**DATASET RECORDS:**
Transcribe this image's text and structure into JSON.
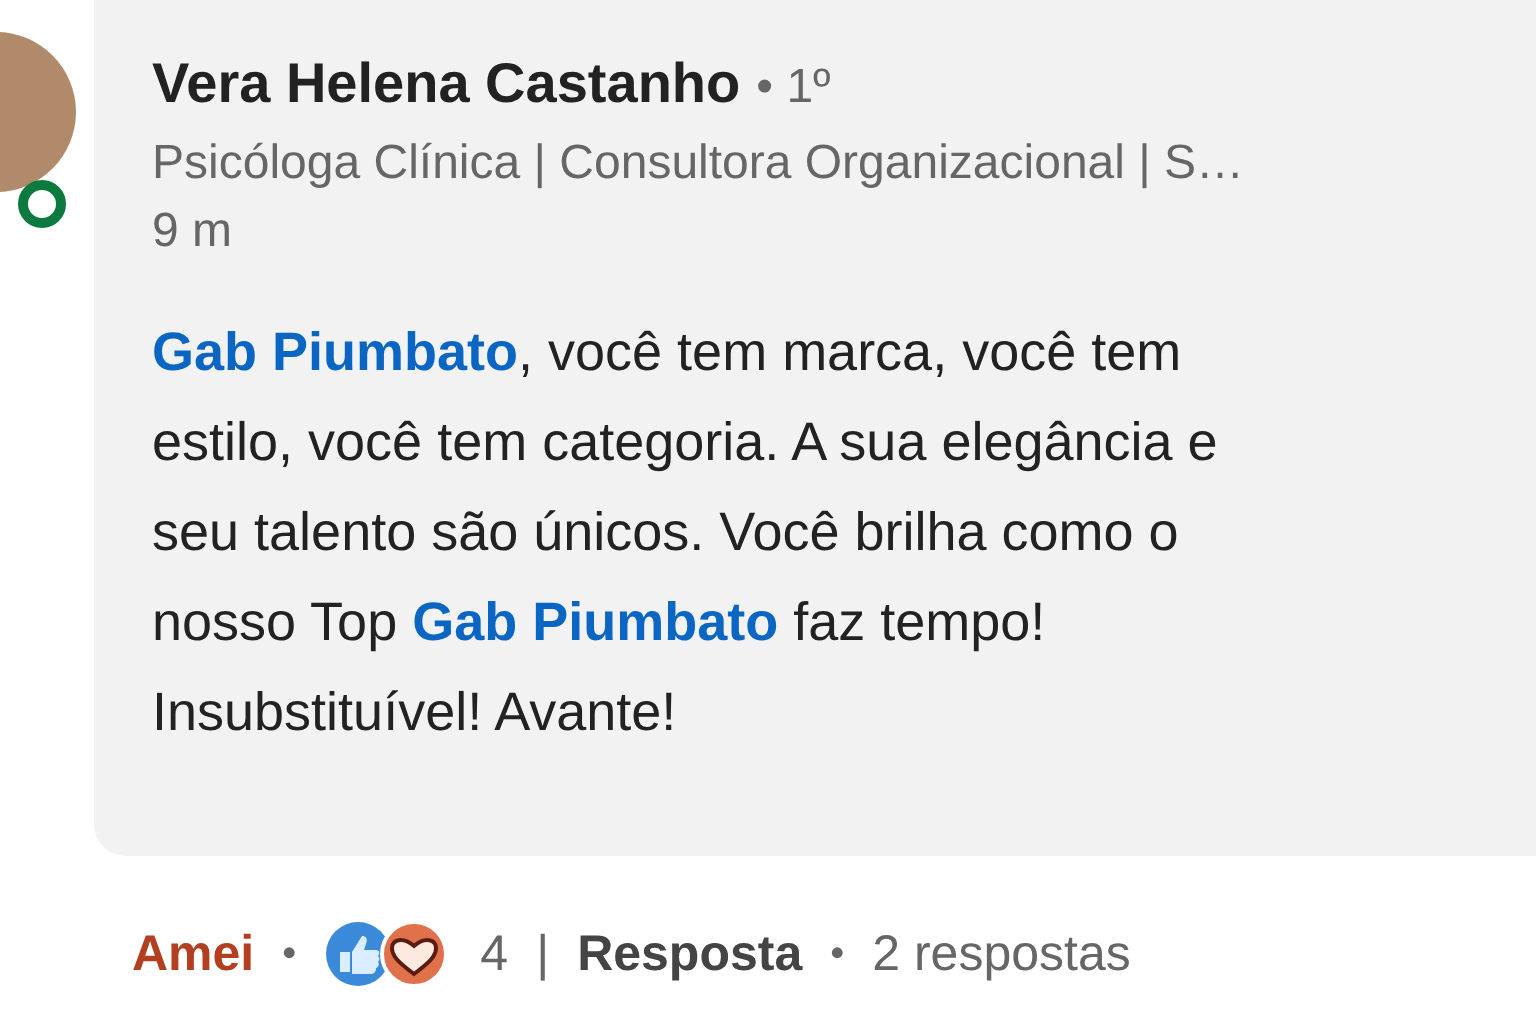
{
  "comment": {
    "author": "Vera Helena Castanho",
    "online": true,
    "degree": "• 1º",
    "headline": "Psicóloga Clínica | Consultora Organizacional | S…",
    "time": "9 m",
    "lines": [
      [
        {
          "kind": "mention",
          "text": "Gab Piumbato"
        },
        {
          "kind": "text",
          "text": ", você tem marca, você tem"
        }
      ],
      [
        {
          "kind": "text",
          "text": "estilo, você tem categoria. A sua elegância e"
        }
      ],
      [
        {
          "kind": "text",
          "text": "seu talento são únicos. Você brilha como o"
        }
      ],
      [
        {
          "kind": "text",
          "text": "nosso Top "
        },
        {
          "kind": "mention",
          "text": "Gab Piumbato"
        },
        {
          "kind": "text",
          "text": " faz tempo!"
        }
      ],
      [
        {
          "kind": "text",
          "text": "Insubstituível! Avante!"
        }
      ]
    ]
  },
  "actions": {
    "reaction": "Amei",
    "reacted": true,
    "separator": "•",
    "reaction_count": "4",
    "divider": "|",
    "reply": "Resposta",
    "separator_2": "•",
    "replies": "2 respostas"
  }
}
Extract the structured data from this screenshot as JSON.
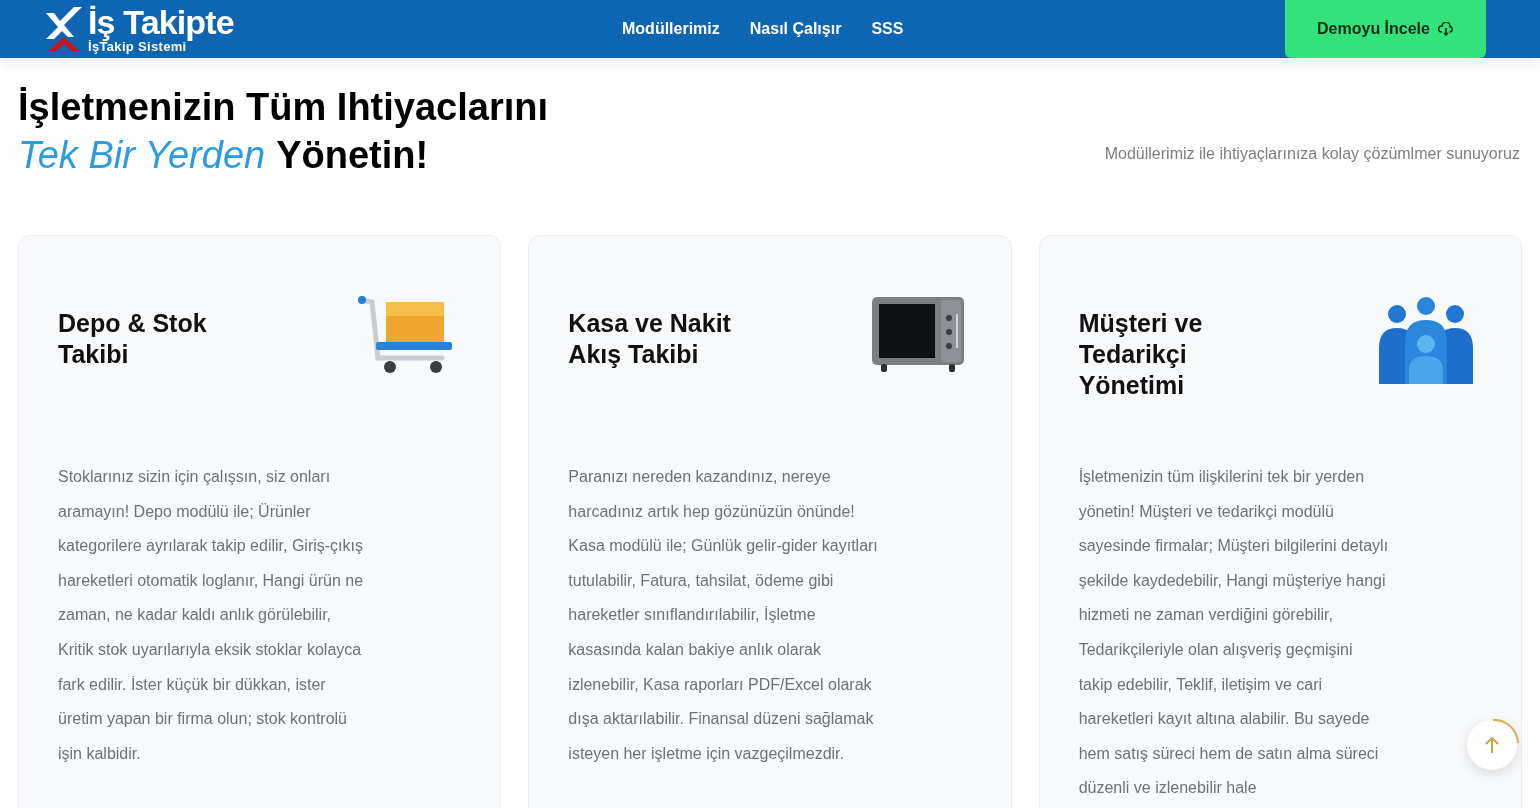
{
  "header": {
    "logo": {
      "title": "İş Takipte",
      "subtitle": "İşTakip Sistemi"
    },
    "nav": [
      {
        "label": "Modüllerimiz"
      },
      {
        "label": "Nasıl Çalışır"
      },
      {
        "label": "SSS"
      }
    ],
    "cta": {
      "label": "Demoyu İncele"
    }
  },
  "hero": {
    "title_line1": "İşletmenizin Tüm Ihtiyaclarını",
    "title_highlight": "Tek Bir Yerden",
    "title_rest": "Yönetin!",
    "subtitle": "Modüllerimiz ile ihtiyaçlarınıza kolay çözümlmer sunuyoruz"
  },
  "modules": [
    {
      "kind": "cart",
      "title": "Depo & Stok Takibi",
      "description": "Stoklarınız sizin için çalışsın, siz onları aramayın! Depo modülü ile; Ürünler kategorilere ayrılarak takip edilir, Giriş-çıkış hareketleri otomatik loglanır, Hangi ürün ne zaman, ne kadar kaldı anlık görülebilir, Kritik stok uyarılarıyla eksik stoklar kolayca fark edilir. İster küçük bir dükkan, ister üretim yapan bir firma olun; stok kontrolü işin kalbidir."
    },
    {
      "kind": "safe",
      "title": "Kasa ve Nakit Akış Takibi",
      "description": "Paranızı nereden kazandınız, nereye harcadınız artık hep gözünüzün önünde! Kasa modülü ile; Günlük gelir-gider kayıtları tutulabilir, Fatura, tahsilat, ödeme gibi hareketler sınıflandırılabilir, İşletme kasasında kalan bakiye anlık olarak izlenebilir, Kasa raporları PDF/Excel olarak dışa aktarılabilir. Finansal düzeni sağlamak isteyen her işletme için vazgeçilmezdir."
    },
    {
      "kind": "people",
      "title": "Müşteri ve Tedarikçi Yönetimi",
      "description": "İşletmenizin tüm ilişkilerini tek bir yerden yönetin! Müşteri ve tedarikçi modülü sayesinde firmalar; Müşteri bilgilerini detaylı şekilde kaydedebilir, Hangi müşteriye hangi hizmeti ne zaman verdiğini görebilir, Tedarikçileriyle olan alışveriş geçmişini takip edebilir, Teklif, iletişim ve cari hareketleri kayıt altına alabilir. Bu sayede hem satış süreci hem de satın alma süreci düzenli ve izlenebilir hale"
    }
  ]
}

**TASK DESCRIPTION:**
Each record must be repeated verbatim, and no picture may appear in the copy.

**EXERCISE ANSWER:**
Transcribe this image's text and structure into JSON.
{
  "comment": {
    "author": "Vera Helena Castanho",
    "online": true,
    "degree": "• 1º",
    "headline": "Psicóloga Clínica | Consultora Organizacional | S…",
    "time": "9 m",
    "lines": [
      [
        {
          "kind": "mention",
          "text": "Gab Piumbato"
        },
        {
          "kind": "text",
          "text": ", você tem marca, você tem"
        }
      ],
      [
        {
          "kind": "text",
          "text": "estilo, você tem categoria. A sua elegância e"
        }
      ],
      [
        {
          "kind": "text",
          "text": "seu talento são únicos. Você brilha como o"
        }
      ],
      [
        {
          "kind": "text",
          "text": "nosso Top "
        },
        {
          "kind": "mention",
          "text": "Gab Piumbato"
        },
        {
          "kind": "text",
          "text": " faz tempo!"
        }
      ],
      [
        {
          "kind": "text",
          "text": "Insubstituível! Avante!"
        }
      ]
    ]
  },
  "actions": {
    "reaction": "Amei",
    "reacted": true,
    "separator": "•",
    "reaction_count": "4",
    "divider": "|",
    "reply": "Resposta",
    "separator_2": "•",
    "replies": "2 respostas"
  }
}
Extract the structured data from this screenshot as JSON.
{
  "header": {
    "logo": {
      "title": "İş Takipte",
      "subtitle": "İşTakip Sistemi"
    },
    "nav": [
      {
        "label": "Modüllerimiz"
      },
      {
        "label": "Nasıl Çalışır"
      },
      {
        "label": "SSS"
      }
    ],
    "cta": {
      "label": "Demoyu İncele"
    }
  },
  "hero": {
    "title_line1": "İşletmenizin Tüm Ihtiyaclarını",
    "title_highlight": "Tek Bir Yerden",
    "title_rest": "Yönetin!",
    "subtitle": "Modüllerimiz ile ihtiyaçlarınıza kolay çözümlmer sunuyoruz"
  },
  "modules": [
    {
      "kind": "cart",
      "title": "Depo & Stok Takibi",
      "description": "Stoklarınız sizin için çalışsın, siz onları aramayın! Depo modülü ile; Ürünler kategorilere ayrılarak takip edilir, Giriş-çıkış hareketleri otomatik loglanır, Hangi ürün ne zaman, ne kadar kaldı anlık görülebilir, Kritik stok uyarılarıyla eksik stoklar kolayca fark edilir. İster küçük bir dükkan, ister üretim yapan bir firma olun; stok kontrolü işin kalbidir."
    },
    {
      "kind": "safe",
      "title": "Kasa ve Nakit Akış Takibi",
      "description": "Paranızı nereden kazandınız, nereye harcadınız artık hep gözünüzün önünde! Kasa modülü ile; Günlük gelir-gider kayıtları tutulabilir, Fatura, tahsilat, ödeme gibi hareketler sınıflandırılabilir, İşletme kasasında kalan bakiye anlık olarak izlenebilir, Kasa raporları PDF/Excel olarak dışa aktarılabilir. Finansal düzeni sağlamak isteyen her işletme için vazgeçilmezdir."
    },
    {
      "kind": "people",
      "title": "Müşteri ve Tedarikçi Yönetimi",
      "description": "İşletmenizin tüm ilişkilerini tek bir yerden yönetin! Müşteri ve tedarikçi modülü sayesinde firmalar; Müşteri bilgilerini detaylı şekilde kaydedebilir, Hangi müşteriye hangi hizmeti ne zaman verdiğini görebilir, Tedarikçileriyle olan alışveriş geçmişini takip edebilir, Teklif, iletişim ve cari hareketleri kayıt altına alabilir. Bu sayede hem satış süreci hem de satın alma süreci düzenli ve izlenebilir hale"
    }
  ]
}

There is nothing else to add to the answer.